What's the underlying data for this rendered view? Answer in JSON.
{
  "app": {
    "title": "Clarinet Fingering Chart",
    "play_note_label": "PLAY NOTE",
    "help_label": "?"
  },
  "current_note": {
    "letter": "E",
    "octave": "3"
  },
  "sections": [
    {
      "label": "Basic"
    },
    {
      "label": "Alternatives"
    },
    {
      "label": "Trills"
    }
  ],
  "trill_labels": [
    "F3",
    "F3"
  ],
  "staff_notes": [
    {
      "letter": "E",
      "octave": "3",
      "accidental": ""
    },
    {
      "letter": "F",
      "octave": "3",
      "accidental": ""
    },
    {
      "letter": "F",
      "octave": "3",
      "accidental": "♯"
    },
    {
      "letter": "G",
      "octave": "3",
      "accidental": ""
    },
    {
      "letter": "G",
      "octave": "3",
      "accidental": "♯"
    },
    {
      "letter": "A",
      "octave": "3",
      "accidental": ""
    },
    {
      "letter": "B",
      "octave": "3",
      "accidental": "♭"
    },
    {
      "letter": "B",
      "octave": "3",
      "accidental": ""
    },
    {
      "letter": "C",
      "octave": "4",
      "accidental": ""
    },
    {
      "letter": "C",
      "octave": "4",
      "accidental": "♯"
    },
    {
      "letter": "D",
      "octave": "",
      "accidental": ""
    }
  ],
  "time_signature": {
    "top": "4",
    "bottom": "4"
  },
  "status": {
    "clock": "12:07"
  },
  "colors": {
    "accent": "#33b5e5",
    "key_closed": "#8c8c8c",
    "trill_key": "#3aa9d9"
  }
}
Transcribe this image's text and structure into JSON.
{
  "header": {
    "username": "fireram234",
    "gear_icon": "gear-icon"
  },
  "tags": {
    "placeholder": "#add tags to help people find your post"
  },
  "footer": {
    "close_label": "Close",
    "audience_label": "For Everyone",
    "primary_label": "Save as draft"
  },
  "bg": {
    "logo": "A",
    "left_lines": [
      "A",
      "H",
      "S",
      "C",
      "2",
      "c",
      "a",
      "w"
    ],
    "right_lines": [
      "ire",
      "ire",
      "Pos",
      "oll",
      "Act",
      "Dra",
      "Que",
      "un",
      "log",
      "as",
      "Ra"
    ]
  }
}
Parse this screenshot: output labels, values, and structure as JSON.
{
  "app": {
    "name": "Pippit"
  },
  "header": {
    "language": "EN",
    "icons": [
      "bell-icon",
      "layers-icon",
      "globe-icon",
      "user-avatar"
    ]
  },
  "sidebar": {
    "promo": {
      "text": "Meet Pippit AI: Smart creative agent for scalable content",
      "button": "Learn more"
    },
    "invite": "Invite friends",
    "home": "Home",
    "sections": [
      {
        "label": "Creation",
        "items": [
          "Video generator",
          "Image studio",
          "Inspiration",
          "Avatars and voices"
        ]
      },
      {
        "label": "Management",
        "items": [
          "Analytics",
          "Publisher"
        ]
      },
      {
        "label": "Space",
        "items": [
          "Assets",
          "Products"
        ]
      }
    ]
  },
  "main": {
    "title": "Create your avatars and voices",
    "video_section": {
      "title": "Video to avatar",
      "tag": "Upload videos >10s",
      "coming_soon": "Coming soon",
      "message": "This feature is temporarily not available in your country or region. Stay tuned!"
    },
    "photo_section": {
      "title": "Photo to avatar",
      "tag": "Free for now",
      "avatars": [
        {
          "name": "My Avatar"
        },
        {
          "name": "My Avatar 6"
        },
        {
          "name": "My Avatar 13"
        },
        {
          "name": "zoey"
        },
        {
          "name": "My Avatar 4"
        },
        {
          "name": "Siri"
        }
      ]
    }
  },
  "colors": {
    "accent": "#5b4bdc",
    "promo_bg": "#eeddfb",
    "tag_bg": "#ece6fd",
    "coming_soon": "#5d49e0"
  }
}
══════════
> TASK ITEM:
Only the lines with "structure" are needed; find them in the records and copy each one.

> SOLUTION TO THIS PROBLEM:
Transcribe this image's text and structure into JSON.
Parse this screenshot: output labels, values, and structure as JSON.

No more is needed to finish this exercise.